him with the good news, and' the former
Boer soldier now has hopes of ceasing his
life of toll and taking up a more pleasant
Taylor, although a bitter enemy of Eng
land while the war was in progress, Is
partly English himself. His father was an
Englishman and Taylor was bora in Lon
don. It was from his mother, a Hollander,
that be Inherited his Boer spirit. Taylor's
father was In the English government
service and was stationed In Egypt for
many years. It was In that country that
the Boer spent part of hts childhood. His
father died, at Cairo and the mother took
the soa to her native country HolUnd.,.
where he received 'his education. He at
tended the university at Utrecht, from
which he was graduated. Shortly after his
graduation he decided to seek his fortune
In South Africa, that country which the
sturdy Dutch had conquered from the na
tives by fores ot arms.
When the war broke out Taylor became
a lieutenant of the Hollander corps, mads
up of Pretoria men. This detachment saw
a good amount of fighting, but was finally
cut to pieces at the battle of Elandslaagte.
Taylor barely escaped with his life and
Joined the forces commanded by Ben VII
Joen, now a resident ot Texas. Under
Commandant Vlljoen he campaigned all
through Natal and participated in the bat
tles of Colenso and Sltskop, battles la
which the Boers defeated tlie English un
der General Buller. He saw the Irish bri
gade in action at Colenso. In this brigade
was Colonel J. Y. E. Bluke. a world-wide
adventurer, whose recollections have ap
peared for several weeks in the Republic's
Serving under various commanders and
taking part In the struggle as a guerilla,
Taylor saw as much fighting as the mout
enthusiastic: adventurer could wleh for. At
the battle of Paardeberg, after five days
of fighting, the Boers were surrounded by
Lord Roberts and his troops and taken
prisoners. Taylor, with his fellow captives,
was taken to Slmonstown, Cape Colony,
Where they were taken aboard a transport
lying la the harbor and then kept a, pris
oner under the hatches for two weeks. Al
together there were 1,000 prisoners below
decks, and Taylor (ays the sufferings of
the Boers were horrible.

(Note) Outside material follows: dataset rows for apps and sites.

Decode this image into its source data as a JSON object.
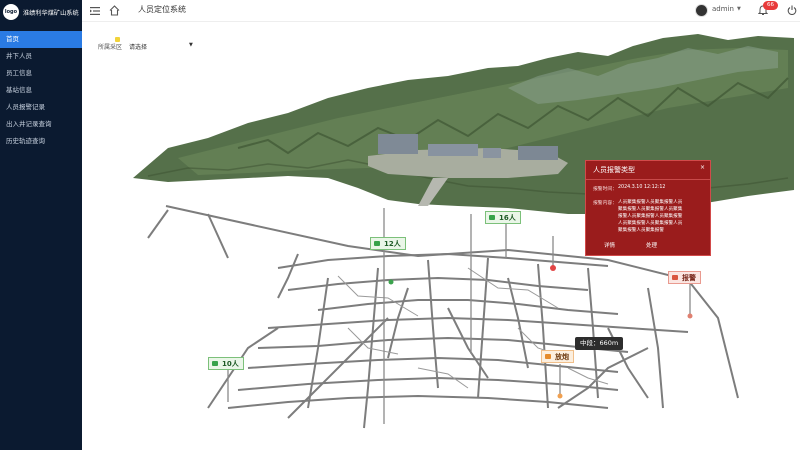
{
  "app": {
    "logo_text": "logo",
    "title": "淮绩利华煤矿山系统"
  },
  "sidebar": {
    "items": [
      {
        "label": "首页",
        "active": true
      },
      {
        "label": "井下人员",
        "active": false
      },
      {
        "label": "员工信息",
        "active": false
      },
      {
        "label": "基站信息",
        "active": false
      },
      {
        "label": "人员报警记录",
        "active": false
      },
      {
        "label": "出入井记录查询",
        "active": false
      },
      {
        "label": "历史轨迹查询",
        "active": false
      }
    ]
  },
  "header": {
    "title": "人员定位系统",
    "user": "admin",
    "notification_count": "66"
  },
  "filter": {
    "label": "所属采区",
    "value": "请选择"
  },
  "map": {
    "tags": [
      {
        "text": "12人",
        "style": "green"
      },
      {
        "text": "16人",
        "style": "green"
      },
      {
        "text": "10人",
        "style": "green"
      },
      {
        "text": "报警",
        "style": "red"
      },
      {
        "text": "放炮",
        "style": "orange"
      }
    ],
    "distance_label": "中段：660m"
  },
  "popup": {
    "title": "人员报警类型",
    "close": "×",
    "time_label": "报警时间：",
    "time_value": "2024.3.10 12:12:12",
    "content_label": "报警内容：",
    "content_lines": [
      "人员聚集报警人员聚集报警人员",
      "聚集报警人员聚集报警人员聚集",
      "报警人员聚集报警人员聚集报警",
      "人员聚集报警人员聚集报警人员",
      "聚集报警人员聚集报警"
    ],
    "detail_button": "详情",
    "handle_button": "处理"
  },
  "colors": {
    "sidebar_bg": "#0b1a30",
    "nav_active": "#2a7be4",
    "alarm_red": "#9a1c1c",
    "tunnel_gray": "#7d7d7d",
    "terrain_green": "#4d6a3a"
  }
}
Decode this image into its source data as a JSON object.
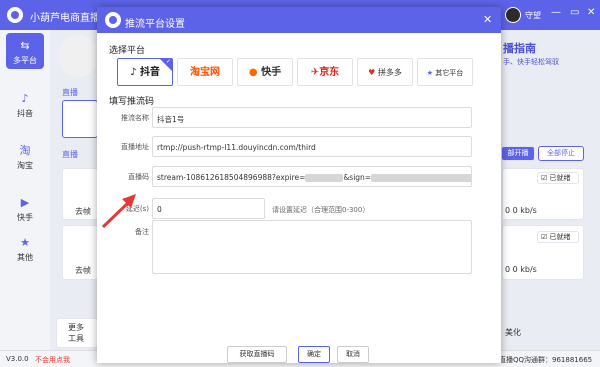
{
  "app": {
    "title": "小葫芦电商直播助手",
    "user_name": "守望"
  },
  "sidebar": {
    "items": [
      {
        "label": "多平台",
        "icon": "multi-platform-icon",
        "active": true
      },
      {
        "label": "抖音",
        "icon": "douyin-icon"
      },
      {
        "label": "淘宝",
        "icon": "taobao-icon"
      },
      {
        "label": "快手",
        "icon": "kuaishou-icon"
      },
      {
        "label": "其他",
        "icon": "star-icon"
      }
    ]
  },
  "background": {
    "banner_title": "播指南",
    "banner_sub": "手、快手轻松驾驭",
    "live_label": "直播",
    "live_label2": "直播",
    "start_all": "部开播",
    "stop_all": "全部停止",
    "status_ready": "已就绪",
    "bitrate_1": "0  0 kb/s",
    "bitrate_2": "0  0 kb/s",
    "row_label": "去帧",
    "more_tools": "更多\n工具",
    "beautify": "美化",
    "qq_group": "直播QQ沟通群：961881665"
  },
  "footer": {
    "version": "V3.0.0",
    "link": "不会用点我"
  },
  "modal": {
    "title": "推流平台设置",
    "select_platform": "选择平台",
    "fill_code": "填写推流码",
    "platforms": [
      {
        "label": "抖音",
        "selected": true
      },
      {
        "label": "淘宝网"
      },
      {
        "label": "快手"
      },
      {
        "label": "京东"
      },
      {
        "label": "拼多多"
      },
      {
        "label": "其它平台"
      }
    ],
    "fields": {
      "name_label": "推流名称",
      "name_value": "抖音1号",
      "addr_label": "直播地址",
      "addr_value": "rtmp://push-rtmp-l11.douyincdn.com/third",
      "code_label": "直播码",
      "code_value_1": "stream-108612618504896988?expire=",
      "code_value_2": "&sign=",
      "delay_label": "延迟(s)",
      "delay_value": "0",
      "delay_hint": "请设置延迟（合理范围0-300）",
      "note_label": "备注",
      "note_value": ""
    },
    "buttons": {
      "get_code": "获取直播码",
      "confirm": "确定",
      "cancel": "取消"
    }
  },
  "colors": {
    "accent": "#5d63e8",
    "arrow": "#e53935",
    "douyin": "#111111",
    "taobao": "#ff5000",
    "kuaishou": "#ff6a00",
    "jd": "#e1251b",
    "pdd": "#e02e24",
    "other": "#5d63e8"
  }
}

He shudders when
he recalls those two weeks in the English
At the termination of the two weeks'
durance vile Taylor and his companions
w re shipped to St. Helena, used by the
British during the Boer war as a prison.
Here on the Island, made famous as the
ocean-girded prison ot Napoleon, the Boers
were kept until the close ot the war. The
Boers while on St Helena were kept in
Deadwood Camp, located about a mile and
a half from the house occupied by Na
poleon during bis confinement on, the
When the war was over such of the Boer
prisoners as wished to return to South Af
rica were compelled to swear allegiance to
the king of England. Many ot the Boers
refused point blank to do this and came
to the United States and other countries.
Taylor, having some interests he wished to
attend to in the former republic, took the
oath and went back to Pretoria. He found
matters in such bad shaite and Boer pa
triots In such bad repute that he decided
to leave Africa and come to America.
Taylor Is a typical fighting man, broad of
shoulders and with a steady eye that be
tokens fearlessness. He says he would
gladly tackle another war, but admits that
the Boer cause la a helpless one.
"The Boers are scattered to the four
winds," says Taylor, "and of those who
lmvo left South Africa there are few who
would care to return. We made our on
big island against KnglanJ and it proved,
a Waterloo from which we will never re
cover." Kt. Louis Republic.
Un the Olbrr Foot.
On tl.e tasls of what you have told me,
maJiim," s.ild the luwy-r, "f ere, will be no
trouble whativor In your go tinij a divorce,
Jf you wish. Uo you care to sae hlin tor
"Why, of courxe," srM the fair ca!br,
Impationtly. "Aft. r I tet n y divorce hu'U
have to maintain lilnmi-.f p.ir it l.. I cer
tiili.lv thin t suppurk liiiu any loiiaer."
C'hicugo Till. line.